Otoliths are hard, calcium carbonate structures located directly behind the brain of bony fishes. Sometime also referred to as ‘ear stones’, they are used by fish for hearing and balance and help the fish know which way is up.
Otoliths range in size from one-tenth of an inch to one inch long and are found in the heads of all fishes except sharks, lampreys and rays. There are three types of otoliths; sagitta, asteriscus and lapillus with the sagitta being the largest of the 3 pairs of otoliths.
As a fish grows, deposits of calcium carbonate are laid down in rings on the otoliths. The otolith on the right is that of a 3-year old Tiger Flathead (Neoplatycephalus richardsoni or Platycephalus richarsoni), one of the most important quota species caught in the South East Trawl Fishery. The dark translucent zones represent periods of fast growth and the white opaque zones (called annuli) represent periods of slower growth. Fisheries scientists count the annuli in the sagitta to calculate the age of fish – just like counting rings on a tree to determine its age!
This age data allows fisheries scientists to estimate growth rates, maximum age, age at maturity, and trends of future generations. It is also used in age-based stock assessment models, to estimate mortality and population structure, to follow cohorts through time, to know species’ longevity and much more.
But these tiny, structures can provide a lot more information than just a fish’s age!
A study by Steven Campana (2007) from the Bedford Institute of Oceanography in Nova Scotia found that as otoliths grow, they incorporate specific chemical elements and isotopes that are unique to their surrounding aquatic environment. This can result in an otolith ‘elemental fingerprint’ that can act as an environmental tag of groups of fish that hatch from different environments and could potentially be used to differentiate between fish stocks of the same species. In lake systems for example, otolith elemental fingerprints could be used to quantifying the relative contributions of different wetland nursery areas to recruitment in adjacent lake populations.
In the case of the Patagonian toothfish (Dissostichus eleginoides), another important Commonwealth quota species in the Antarctic Fishery, scientist demonstrated that otolith microchemistry can be used to examining population structure and provenance.
Ashford and Jones (2007) from the Center for Quantitative Fisheries Ecology, Old Dominion University, in Virginia used carbon and oxygen isotope (slightly different types of carbon and oxygen) ratios in otoliths to distinguish between toothfish that were caught in Patagonian shelf water off South America and those caught in South Georgia (Antarctic waters).
Understanding the geographical range of different stocks of the same species is critical in assessing them.

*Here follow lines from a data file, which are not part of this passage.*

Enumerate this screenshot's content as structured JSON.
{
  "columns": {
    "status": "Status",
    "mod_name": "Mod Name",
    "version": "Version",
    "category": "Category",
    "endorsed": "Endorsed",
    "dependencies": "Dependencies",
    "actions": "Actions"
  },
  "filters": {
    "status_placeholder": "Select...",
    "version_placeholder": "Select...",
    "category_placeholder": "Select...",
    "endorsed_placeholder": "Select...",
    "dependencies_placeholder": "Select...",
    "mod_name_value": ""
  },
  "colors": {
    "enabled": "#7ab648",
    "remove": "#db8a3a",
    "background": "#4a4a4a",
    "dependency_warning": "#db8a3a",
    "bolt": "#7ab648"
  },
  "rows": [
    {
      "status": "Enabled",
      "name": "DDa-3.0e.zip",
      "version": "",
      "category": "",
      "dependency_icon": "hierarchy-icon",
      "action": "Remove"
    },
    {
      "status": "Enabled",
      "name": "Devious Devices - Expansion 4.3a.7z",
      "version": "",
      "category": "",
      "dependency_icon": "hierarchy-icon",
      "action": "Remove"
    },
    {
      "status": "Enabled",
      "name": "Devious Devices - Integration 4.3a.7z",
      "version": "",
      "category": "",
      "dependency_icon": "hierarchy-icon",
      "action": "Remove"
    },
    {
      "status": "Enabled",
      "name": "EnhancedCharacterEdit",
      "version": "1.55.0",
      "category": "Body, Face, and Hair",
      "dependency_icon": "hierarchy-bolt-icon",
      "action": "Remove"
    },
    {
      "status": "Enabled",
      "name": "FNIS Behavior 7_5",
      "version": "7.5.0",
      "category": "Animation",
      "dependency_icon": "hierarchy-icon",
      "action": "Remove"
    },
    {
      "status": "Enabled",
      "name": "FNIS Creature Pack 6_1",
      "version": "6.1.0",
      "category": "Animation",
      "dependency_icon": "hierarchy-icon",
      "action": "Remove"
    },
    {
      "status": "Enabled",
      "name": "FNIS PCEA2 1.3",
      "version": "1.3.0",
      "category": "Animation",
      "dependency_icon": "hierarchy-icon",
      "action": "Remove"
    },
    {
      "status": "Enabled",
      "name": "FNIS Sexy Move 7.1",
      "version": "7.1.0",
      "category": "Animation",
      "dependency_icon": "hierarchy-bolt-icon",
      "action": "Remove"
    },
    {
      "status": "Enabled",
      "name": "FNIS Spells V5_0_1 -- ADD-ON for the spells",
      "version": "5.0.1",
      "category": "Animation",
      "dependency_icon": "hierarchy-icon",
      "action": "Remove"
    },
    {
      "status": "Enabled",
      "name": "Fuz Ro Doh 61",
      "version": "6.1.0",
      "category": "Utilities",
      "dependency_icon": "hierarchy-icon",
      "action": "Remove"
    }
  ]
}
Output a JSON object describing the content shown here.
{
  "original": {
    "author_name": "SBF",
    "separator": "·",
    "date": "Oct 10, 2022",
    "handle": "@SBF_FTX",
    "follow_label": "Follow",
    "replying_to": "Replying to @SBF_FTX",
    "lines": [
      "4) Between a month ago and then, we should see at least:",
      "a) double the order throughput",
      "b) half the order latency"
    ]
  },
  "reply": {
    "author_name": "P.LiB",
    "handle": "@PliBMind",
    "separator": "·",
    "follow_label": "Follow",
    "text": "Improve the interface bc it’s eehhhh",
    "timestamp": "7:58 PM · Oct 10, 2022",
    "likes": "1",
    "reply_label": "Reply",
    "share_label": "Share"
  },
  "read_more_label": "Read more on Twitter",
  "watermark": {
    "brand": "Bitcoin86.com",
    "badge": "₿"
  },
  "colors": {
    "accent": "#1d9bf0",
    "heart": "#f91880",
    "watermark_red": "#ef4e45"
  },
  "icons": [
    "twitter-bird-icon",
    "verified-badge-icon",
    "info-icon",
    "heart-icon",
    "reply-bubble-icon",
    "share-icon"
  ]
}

It can also hep fight illegal, unreported and unregulated commercial fishing.